March 2022 in Books

I focused on books from before the Victorian era this month: two were written in the 1700s, one biography about a poet who lived in the 1700s (and 1800s) and one Shakespeare play.

A Journal of the Plague Year by Daniel Defoe

This has been the most different, interesting and remarkable book I’ve read this year so far. The title is A Journal of the Plague Year. The book reads like a journal, some parts more like a diary, some news reports, some editorial essays. It’s about the 1665 Great Plague of London. And we have a first-person narrator.

When the plague first arrived in London, the narrator made the decision to stay in the city and therefore witnessed and recorded the horror of those days. He recorded people’s reactions when they heard the plague was coming; some escaped, and some stayed like the narrator himself. He gave the reasons why some people chose to stay or had to stay and his own reaons for staying as well.

He observed the rules and actions of the Mayor of London and local officials to cope with the situation and to slow the spread of death. He noted down the number of deaths as it increased in various parishes week by week. He also retold things that he saw and heard first-hand in the street, in people’s houses and in graveyards. Some of the scenes really reminded me of the Tenth Plague in the Book of Exodus, “there was loud wailing in Egypt, for there was not a house without someone dead.” In some sense, this was even worse because often a whole family or a whole household would all die together within a few hours.

It’s a remarkable book because of the subject matter especially as we are at this stage of a pandemic. There are some striking similarities.

It’s interesting for many reasons.

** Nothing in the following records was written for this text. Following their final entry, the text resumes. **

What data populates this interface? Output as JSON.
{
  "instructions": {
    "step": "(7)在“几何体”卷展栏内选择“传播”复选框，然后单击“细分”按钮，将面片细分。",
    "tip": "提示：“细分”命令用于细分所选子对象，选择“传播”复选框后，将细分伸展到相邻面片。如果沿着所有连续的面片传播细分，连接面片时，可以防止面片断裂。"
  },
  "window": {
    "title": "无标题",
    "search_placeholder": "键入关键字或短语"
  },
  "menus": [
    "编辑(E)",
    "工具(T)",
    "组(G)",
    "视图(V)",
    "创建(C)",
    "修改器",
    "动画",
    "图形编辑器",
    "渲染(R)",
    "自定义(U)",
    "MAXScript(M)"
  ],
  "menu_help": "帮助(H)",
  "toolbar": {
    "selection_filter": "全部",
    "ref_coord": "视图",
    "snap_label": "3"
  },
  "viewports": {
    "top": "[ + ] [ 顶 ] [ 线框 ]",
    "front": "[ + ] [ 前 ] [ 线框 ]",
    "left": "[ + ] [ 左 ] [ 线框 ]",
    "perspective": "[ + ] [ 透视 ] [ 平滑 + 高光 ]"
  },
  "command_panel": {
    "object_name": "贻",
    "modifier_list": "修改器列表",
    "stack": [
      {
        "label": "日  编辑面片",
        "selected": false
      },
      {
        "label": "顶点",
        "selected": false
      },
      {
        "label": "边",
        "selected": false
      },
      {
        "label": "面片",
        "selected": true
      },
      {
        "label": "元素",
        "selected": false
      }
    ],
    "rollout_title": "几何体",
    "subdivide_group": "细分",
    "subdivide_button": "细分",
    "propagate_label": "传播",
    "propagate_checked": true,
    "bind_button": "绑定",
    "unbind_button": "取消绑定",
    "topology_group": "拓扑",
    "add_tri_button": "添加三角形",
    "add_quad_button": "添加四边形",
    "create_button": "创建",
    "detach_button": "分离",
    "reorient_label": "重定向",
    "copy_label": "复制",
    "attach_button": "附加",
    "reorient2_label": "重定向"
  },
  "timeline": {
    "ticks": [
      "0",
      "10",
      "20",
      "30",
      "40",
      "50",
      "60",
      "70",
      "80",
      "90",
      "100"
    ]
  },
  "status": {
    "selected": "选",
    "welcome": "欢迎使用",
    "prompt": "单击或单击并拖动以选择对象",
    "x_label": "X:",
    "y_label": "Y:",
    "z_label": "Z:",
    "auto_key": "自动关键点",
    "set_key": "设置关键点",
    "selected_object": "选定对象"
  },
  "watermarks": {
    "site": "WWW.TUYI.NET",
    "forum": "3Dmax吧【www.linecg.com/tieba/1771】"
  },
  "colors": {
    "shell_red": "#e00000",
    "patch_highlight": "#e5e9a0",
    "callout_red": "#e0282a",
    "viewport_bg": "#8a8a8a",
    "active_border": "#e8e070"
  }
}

One reason is that the book is actually not a journal of H. F. who signed his name at the end of the book, and it’s definitely not a memoir of Defoe since Defoe was only five when the plague happened. The book is actually part fiction part non-fiction.

I want to make a dedicated Reading Journal video for this book where we can spend more time talking about it. So we shall swiftly move on to the next book

Radical Wordsworth by Jonathan Bate

This is a biography of William Wordsworth, talking about his person as well as his work.

‘William Wordsworth’ in my mind equalled his poems; pure text and two dimensional on pieces of paper. This can’t be right. I wanted to know him more as a person so I can understand his poems better. That’s why I chose to read this book.

The book does the job well. It tells about the major life events and the key figures in his life, for example, his childhood, his parents, his brothers and sisters; Coleridge was a key figure; the Hutchinson sisters; he lived with three women a lot of his life, there was also a French woman and a daughter.

The book also explains when the poems were written, in what circumstances and in response to what personal or political events, for example, the death of family or friends, a walking trip with his sister, or the French Revolution, and how were his works received at the time.

I love the story more and theories less. It gets academic very quickly when it starts to analyse poems. But considering how academic ‘English Literature’ is, written by the same author, this really is not too bad.

I love hearing how all the names were connected and interacted in history, e.g. Coleridge was extremely jealous of Wordsworth being surrounded and worshipped by three women; Hazlitt caused a scandal in a local pub and had to hide in Wordsworth’s house from a mob; and Charles Lamb. Charles Lamb sounded like a fascinating character. I first heard of him and his sister in a podcast. He was also featured in Guernsey Literary and Potato Peel Pie Society as well as this book. Most of his books seem to be out of print. Do you recommend any books from which I can get to know him better?

I’d have loved the book even more if it was more accessible when it talks about his poems. But overall, it’s a great biography. Wordsworth is now definitely more of a person in 3D than just a name.

Evelina by Frances Burney

Frances Burney was Jane Austen’s favourite author. And Evelina was her first novel. It’s about a young woman going into society for the first time, about all the mistakes she makes, all the people she meets and has to deal with, and in the end finding happiness.

Because it comes under the same category as Jane Austen’s novels, i.e. Regency-era social commentary plus husband-hunting, it’s very interesting to compare and contrast them. For example, in what ways Evelina is similar to Lizzy Bennett or Fanny Price. And in what ways Jane Austen was a superior writer.

The book gives us some historical context: What did Jane Austen read? What did she like? What was popular at the time? Was she inspired?

I think she was. To find my reasons for saying so and to read about a few other things, please go to my dedicated blog post on Evelina :)

Macbeth by William Shakespeare

I’ve been slowly catching up with Shakespeare. So far I read Two Gentlemen of Verona, As You Like It, The Tempest and Hamlet.

Macbeth is the most fast-paced and action-packed play so far. There are seven scenes in Act 1, and nine scenes in Act 5. There are usually four or five scenes in each act in other plays. It’s quite unique.

It’s Shakespeare’s Scottish play, which is where most of the story happens. I listened to BBC Radio Shakespeare and thoroughly enjoyed the Scottish accents.

I posted a blog all about it last week, mostly focusing on the witches and their prophecies. You can also find my favourite lines in the play there.

It’s high time I read a Shakespeare biography of some sort. If you have any recommendations, please leave a message!

%d bloggers like this:
search previous next tag category expand menu location phone mail time cart zoom edit close